■ **What you need to do**: Below are some records. Say how many of their lines contain the string "finder", and give nothing but the number.

*** Opening Records for this exercise ***

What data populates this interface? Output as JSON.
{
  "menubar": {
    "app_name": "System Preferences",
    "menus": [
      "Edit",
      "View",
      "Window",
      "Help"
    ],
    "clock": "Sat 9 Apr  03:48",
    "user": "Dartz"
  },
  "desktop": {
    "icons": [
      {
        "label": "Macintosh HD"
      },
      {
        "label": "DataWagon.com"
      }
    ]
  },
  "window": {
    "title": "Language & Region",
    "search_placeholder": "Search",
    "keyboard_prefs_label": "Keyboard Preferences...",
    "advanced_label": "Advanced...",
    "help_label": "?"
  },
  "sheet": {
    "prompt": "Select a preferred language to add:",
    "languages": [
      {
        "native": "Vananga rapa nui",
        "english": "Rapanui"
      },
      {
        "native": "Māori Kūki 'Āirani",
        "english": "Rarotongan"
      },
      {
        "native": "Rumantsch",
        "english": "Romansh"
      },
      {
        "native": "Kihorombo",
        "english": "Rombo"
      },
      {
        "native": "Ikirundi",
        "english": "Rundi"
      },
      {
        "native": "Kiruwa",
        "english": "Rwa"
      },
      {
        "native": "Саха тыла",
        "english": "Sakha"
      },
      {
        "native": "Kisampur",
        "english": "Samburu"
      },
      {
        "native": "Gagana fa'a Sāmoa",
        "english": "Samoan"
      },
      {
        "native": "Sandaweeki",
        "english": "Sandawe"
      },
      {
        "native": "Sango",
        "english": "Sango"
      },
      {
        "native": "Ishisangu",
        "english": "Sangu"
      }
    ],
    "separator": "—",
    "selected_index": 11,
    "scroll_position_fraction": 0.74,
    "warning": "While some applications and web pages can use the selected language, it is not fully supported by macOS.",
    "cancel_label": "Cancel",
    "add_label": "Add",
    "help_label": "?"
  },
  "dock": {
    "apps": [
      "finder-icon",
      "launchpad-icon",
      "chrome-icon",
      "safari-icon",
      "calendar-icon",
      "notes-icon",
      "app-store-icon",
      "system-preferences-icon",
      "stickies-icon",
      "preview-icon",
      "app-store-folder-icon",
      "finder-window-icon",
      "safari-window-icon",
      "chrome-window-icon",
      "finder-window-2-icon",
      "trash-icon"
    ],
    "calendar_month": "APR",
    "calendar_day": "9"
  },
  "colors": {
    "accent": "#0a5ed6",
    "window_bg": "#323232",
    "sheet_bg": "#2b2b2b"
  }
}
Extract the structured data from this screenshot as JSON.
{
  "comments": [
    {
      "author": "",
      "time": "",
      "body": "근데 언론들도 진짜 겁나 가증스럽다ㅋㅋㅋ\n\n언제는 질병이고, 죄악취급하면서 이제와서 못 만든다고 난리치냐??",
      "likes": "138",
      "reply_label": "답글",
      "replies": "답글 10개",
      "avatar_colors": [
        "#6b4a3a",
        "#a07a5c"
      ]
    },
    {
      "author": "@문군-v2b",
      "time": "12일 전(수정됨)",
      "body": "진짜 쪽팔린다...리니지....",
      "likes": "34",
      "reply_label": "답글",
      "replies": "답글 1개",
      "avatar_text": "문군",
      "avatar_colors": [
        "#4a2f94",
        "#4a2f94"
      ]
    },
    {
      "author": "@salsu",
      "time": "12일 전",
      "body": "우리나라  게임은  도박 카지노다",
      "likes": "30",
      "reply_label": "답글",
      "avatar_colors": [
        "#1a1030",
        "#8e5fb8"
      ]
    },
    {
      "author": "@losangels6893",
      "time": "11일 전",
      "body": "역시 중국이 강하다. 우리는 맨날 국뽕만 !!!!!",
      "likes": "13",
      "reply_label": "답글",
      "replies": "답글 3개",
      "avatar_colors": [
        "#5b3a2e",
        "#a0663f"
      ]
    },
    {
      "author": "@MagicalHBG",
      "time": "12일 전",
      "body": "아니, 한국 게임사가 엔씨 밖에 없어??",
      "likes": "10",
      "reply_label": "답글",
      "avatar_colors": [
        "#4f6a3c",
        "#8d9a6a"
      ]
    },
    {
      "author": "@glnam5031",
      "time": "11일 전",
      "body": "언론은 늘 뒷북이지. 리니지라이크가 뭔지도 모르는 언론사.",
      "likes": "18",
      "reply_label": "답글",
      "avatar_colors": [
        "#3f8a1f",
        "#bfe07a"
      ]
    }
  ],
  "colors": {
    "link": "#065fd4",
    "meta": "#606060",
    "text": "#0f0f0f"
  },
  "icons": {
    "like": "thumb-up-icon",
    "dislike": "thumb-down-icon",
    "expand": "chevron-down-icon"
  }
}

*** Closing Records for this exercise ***

■ **Task output**: 3